10 Useful Steps to Keep Ahead of Head Lice

1) Watch for signs of head lice, such as frequent head scratching. Anyone can get lice, mainly from direct head-to-head contact, sharing hats, brushes, etc.

2) Check all family members for lice and nits (lice eggs) at least once a week.

3) Be sure not to confuse nits with hair debris, (i.e., dandruff, hair spray droplets or hair casts). Nits are yellowish-white, oval shaped and are attached at an angle to the side of the hair shaft.

4) Consult a pharmacist or physician before applying pesticides or other lice treatments if anyone involved is pregnant or nursing, has allergies, asthma, or has nits in the eyebrows or lashes. Never use a pesticide or lice treatment on or near the eyes.

5) Consider all of your treatment options. Remember, lice-killing products are pesticides and must be used with caution. If you choose alternative methods, they may not have been studied thoroughly enough to determine long-term outcomes. The only completely safe alternative is manual removal by combing. 
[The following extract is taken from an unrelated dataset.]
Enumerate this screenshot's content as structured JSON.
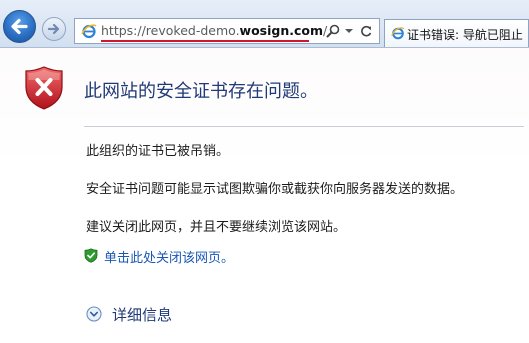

6) Remove all nits. Separate hair sections and remove nits with a lice comb, baby safe scissors or your fingernails.

7) For lice treatment, follow package directions carefully. Use the products over the sink, not in the tub!

8) Wash bedding and recently worn clothing in hot water (above 130°F) and dry in high heat for 30 minutes. Combs and brushes should be soaked in hot water (not boiling) for 10 minutes. 

9) Avoid lice sprays! Vacuuming is the safest and best way to remove lice or fallen hairs with attached nits from furniture, rugs, stuffed animals and car seats. 

10) Notify your child’s school, child-care provider, play partners, and neighborhood parents. Check for lice on a regular basis.